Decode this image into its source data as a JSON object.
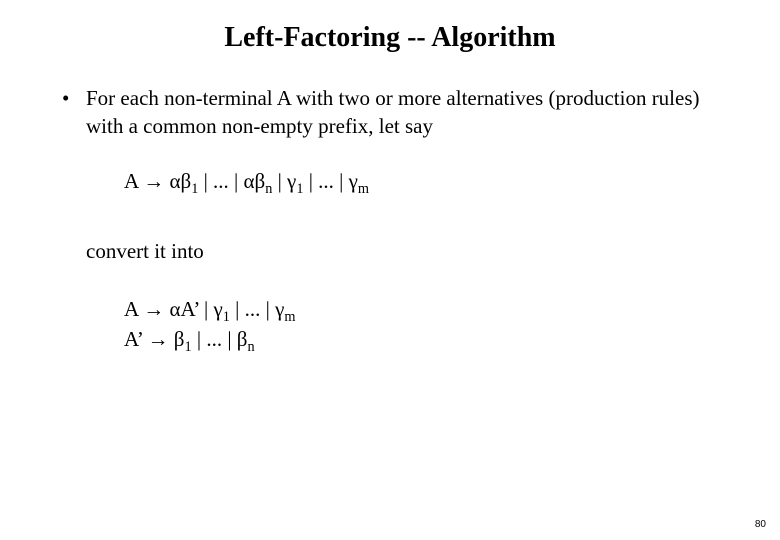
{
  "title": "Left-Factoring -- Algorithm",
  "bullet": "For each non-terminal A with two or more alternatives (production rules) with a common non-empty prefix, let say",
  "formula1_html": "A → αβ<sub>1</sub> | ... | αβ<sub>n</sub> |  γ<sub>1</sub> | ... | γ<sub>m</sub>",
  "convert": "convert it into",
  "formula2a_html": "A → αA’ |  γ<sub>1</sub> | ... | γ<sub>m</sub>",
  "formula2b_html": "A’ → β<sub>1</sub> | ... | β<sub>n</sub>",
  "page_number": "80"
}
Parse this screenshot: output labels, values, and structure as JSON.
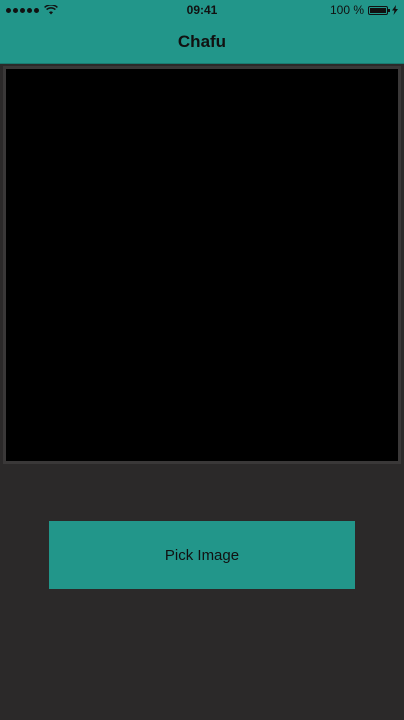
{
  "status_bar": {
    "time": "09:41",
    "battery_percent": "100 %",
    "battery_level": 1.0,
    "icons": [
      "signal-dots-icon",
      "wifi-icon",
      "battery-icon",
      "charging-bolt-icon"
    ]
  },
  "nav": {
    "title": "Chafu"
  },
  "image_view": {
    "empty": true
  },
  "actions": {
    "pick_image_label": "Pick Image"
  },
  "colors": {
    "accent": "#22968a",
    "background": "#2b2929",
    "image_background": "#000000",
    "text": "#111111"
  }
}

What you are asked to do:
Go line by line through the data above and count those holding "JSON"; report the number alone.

Exercise solution:
2